3.5 out of 5
One of the industries that is still somewhat in limbo due to the COVID-19 pandemic is film. Many of the big blockbusters, the "tent pole" films have not been released as planned. From Daniel Craig's final(?) outing as James Bond to Gal Gadot giving us a heaping helping of 80's nostalgia in the Wonder Woman sequel, many films have been pushed to Autumn and Winter 2020. There have been notable exceptions, Artemis Fowl, Disclosure and even Will Ferrell's Eurovision saga. All have found their audiences on streaming platforms to largely good reviews (apart from Artemis Fowl).
This new film from Gina Prince-Bythewood, The Old Guard would have been one of the big summer films in cinemas. It has a big name, Charlize Theron and loads of action. We have seen Theron carry action films on her own before. 2017's Atomic Blonde was an action-filled delight. She drops the sexy assassin look for a gritter performance here as the leader of a band of (almost?) immortal mercenaries who are being investigated by a BIG-pharma company to exploit their longevity. As they are exposed and hunt down those responsible, they are joined by a new immortal member played by KiKi Layne.
The Old Guard, while not entirely fresh (hands up who is old enough to remember Highlander?), is not weighed down by the baggage of universe-building that has trapped many films in the Marvel Cinematic Universe. There is some obligatory exposition and it is done with style and only when necessary - are you listening Artemis Fowl?
Apart from the action set pieces, one of the core questions posed by the film is just because you can live forever doesn’t mean you’d want to, especially if a substantial portion of your life is devoted to fighting what over the centuries have come to feel like endless battles against what you hope is evil (can we ever be really sure?). It gets old, as Andromache of Scythia says. You can call her Andy. Everyone else does.
After all, things aren’t getting better, one character muses. They’re getting worse.

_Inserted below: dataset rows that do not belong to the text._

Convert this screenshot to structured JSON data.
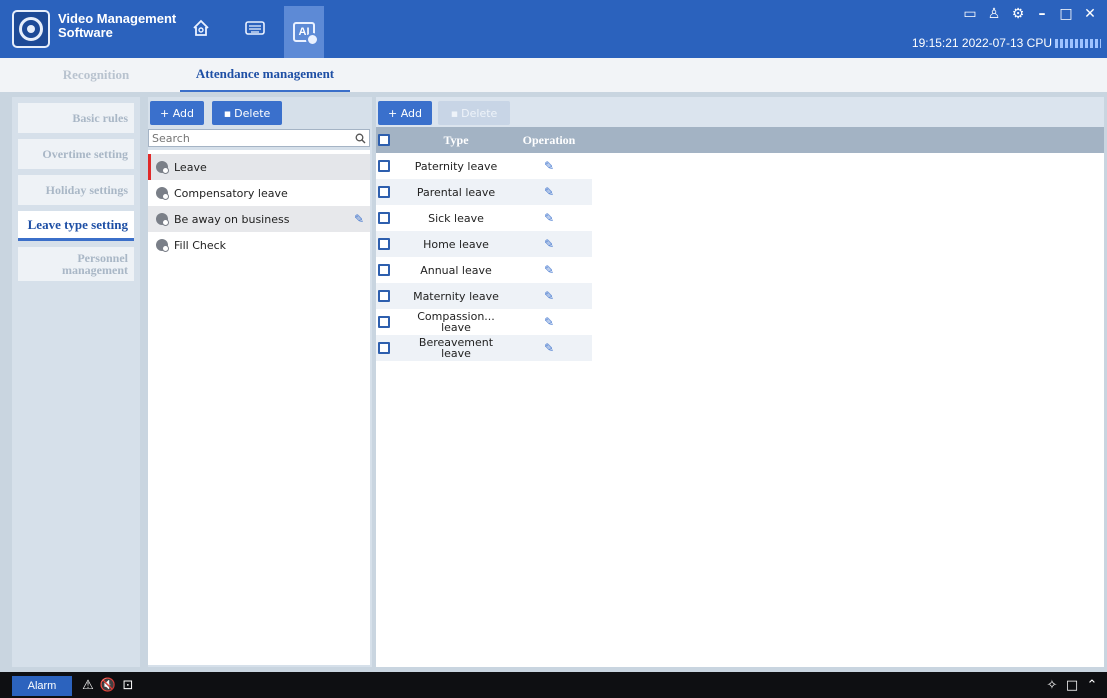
{
  "app": {
    "title_line1": "Video Management",
    "title_line2": "Software",
    "logo_icon": "camera-lens-icon",
    "nav": [
      {
        "name": "home-icon",
        "glyph": "⌂"
      },
      {
        "name": "keyboard-icon",
        "glyph": "⌨"
      },
      {
        "name": "ai-settings-icon",
        "glyph": "AI"
      }
    ],
    "window_controls": [
      {
        "name": "screen-icon",
        "glyph": "🖵"
      },
      {
        "name": "user-icon",
        "glyph": "👤"
      },
      {
        "name": "settings-icon",
        "glyph": "⚙"
      },
      {
        "name": "minimize-icon",
        "glyph": "–"
      },
      {
        "name": "maximize-icon",
        "glyph": "□"
      },
      {
        "name": "close-icon",
        "glyph": "✕"
      }
    ],
    "status": "19:15:21 2022-07-13 CPU"
  },
  "tabs": {
    "recognition": "Recognition",
    "attendance": "Attendance management"
  },
  "rail": {
    "items": [
      {
        "label": "Basic rules"
      },
      {
        "label": "Overtime setting"
      },
      {
        "label": "Holiday settings"
      },
      {
        "label": "Leave type setting"
      },
      {
        "label": "Personnel management"
      }
    ]
  },
  "middle": {
    "add_label": "+ Add",
    "delete_label": "Delete",
    "search_placeholder": "Search",
    "items": [
      {
        "label": "Leave"
      },
      {
        "label": "Compensatory leave"
      },
      {
        "label": "Be away on business"
      },
      {
        "label": "Fill Check"
      }
    ]
  },
  "right": {
    "add_label": "+ Add",
    "delete_label": "Delete",
    "col_type": "Type",
    "col_operation": "Operation",
    "rows": [
      {
        "type": "Paternity leave"
      },
      {
        "type": "Parental leave"
      },
      {
        "type": "Sick leave"
      },
      {
        "type": "Home leave"
      },
      {
        "type": "Annual leave"
      },
      {
        "type": "Maternity leave"
      },
      {
        "type": "Compassion... leave"
      },
      {
        "type": "Bereavement leave"
      }
    ]
  },
  "bottom": {
    "alarm_label": "Alarm"
  },
  "colors": {
    "titlebar": "#2b62bd",
    "accent": "#3a70cc",
    "selected_marker": "#e02a2a"
  }
}
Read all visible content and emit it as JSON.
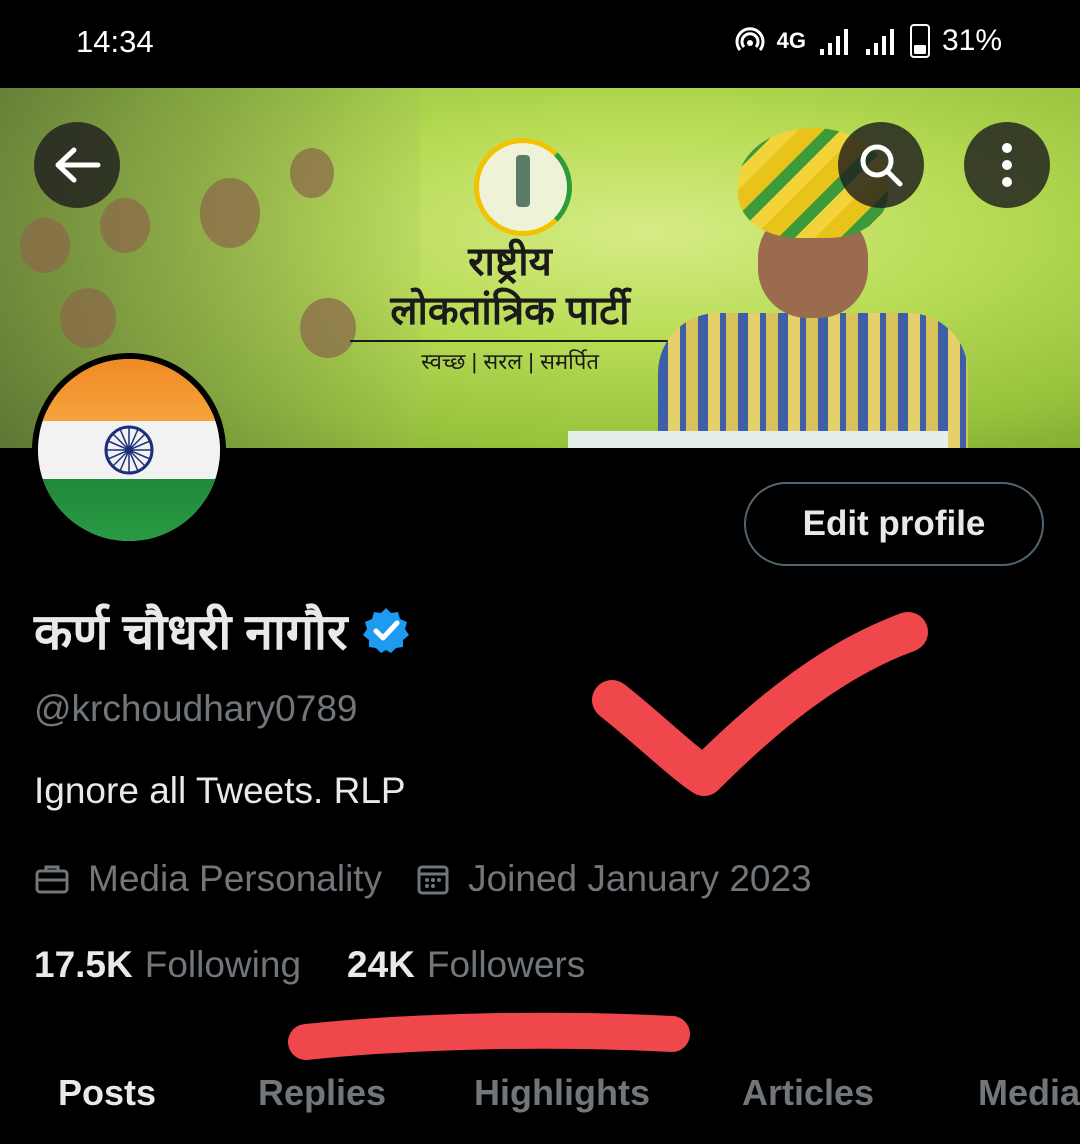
{
  "status_bar": {
    "time": "14:34",
    "network": "4G",
    "battery": "31%"
  },
  "banner": {
    "party_name_line1": "राष्ट्रीय",
    "party_name_line2": "लोकतांत्रिक पार्टी",
    "tagline": "स्वच्छ | सरल | समर्पित"
  },
  "header": {
    "back_icon": "back-arrow-icon",
    "search_icon": "search-icon",
    "more_icon": "more-vertical-icon"
  },
  "profile": {
    "edit_label": "Edit profile",
    "name": "कर्ण चौधरी नागौर",
    "verified_icon": "verified-badge-icon",
    "handle": "@krchoudhary0789",
    "bio": "Ignore all Tweets. RLP",
    "category": "Media Personality",
    "joined": "Joined January 2023",
    "following_count": "17.5K",
    "following_label": "Following",
    "followers_count": "24K",
    "followers_label": "Followers"
  },
  "tabs": [
    {
      "label": "Posts",
      "active": true
    },
    {
      "label": "Replies",
      "active": false
    },
    {
      "label": "Highlights",
      "active": false
    },
    {
      "label": "Articles",
      "active": false
    },
    {
      "label": "Media",
      "active": false
    }
  ],
  "colors": {
    "background": "#000000",
    "text": "#e7e9ea",
    "muted": "#71767b",
    "verified": "#1d9bf0",
    "annotation": "#f0474c"
  }
}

That’s the premise of the film, presumably intended as a franchise kick-off, which wouldn’t be the worst thing in the world. Based on the graphic novel by Greg Rucka and Leandro Fernández (Rucka wrote the screenplay), The Old Guard is directed by Gina Prince-Bythewood, who directed “Love & Basketball” and “The Secret Life of Bees,” among others.
It’s not genre action elevated to art, but it points in that direction. There’s a lot of soul-searching among the bunch between bullet-spraying, neck-breaking fights.
In addition to Andy, who’s been doing this so long she can’t remember when she started, there’s Booker (Matthias Schoenaerts), who fought in the Napoleonic Wars, and Joe (Marwan Kenzari) and Nicky (Luca Marinelli), who killed each other during the Crusades while fighting on different sides, but somewhere along the line became, and remain, lovers.
As we learn in an ambush early on, the group’s members can be injured and seemingly killed — they certainly feel pain. But they heal astonishingly quickly. Bullets pop out of their skin, stab wounds close, fractures mend, etc. Thus, even when ambushed, they win most of their battles.
While they’re wondering if it all means anything, a young Marine named Nile (KiKi Layne) has her throat cut in Afghanistan and, to her great surprise, recovers. Her fellow soldiers are pretty surprised, too. Nile becomes a reluctant recruit — Andy basically kidnaps her — and slowly comes around to what her heretofore undiscovered powers mean.
Meanwhile there’s a new bad guy to reckon with: Merrick (Harry Melling), a bratty brainiac who likes to refer to himself as the youngest billionaire in pharma. Maybe it sounds good at the parties he goes to, but it’s a curious bragging point. Anyway, Merrick wants to study what makes Andy and the others immortal so that he can monetise it, and he understands that he can basically experiment on them forever, or at least until he figures it all out. It’s not like they’re going to die.
A criminally under-used Chiwetel Ejiofor plays a former CIA operative who is crucial to the various goings on, another member of a genuinely impressive cast. He doesn’t do much fighting, but the others do, and Prince-Bythewood proves accomplished at directing set pieces that run toward the more balletic bone-crunching examples of the genre.
There are some double-crosses and a few kinks in the whole immortality bit, all of which make The Old Guard a more thoughtful movie than we expect from this kind of thing. It’s too long — it certainly feels longer than its nearly two-hour running time — and Merrick, frankly, isn’t a satisfyingly threatening villain.
Then again, maybe he’s not the only villain. The foibles of human nature are what Andy is really fighting against, and it remains an uphill battle.
The reveal at the end is not that surprising but does set up a sequel nicely.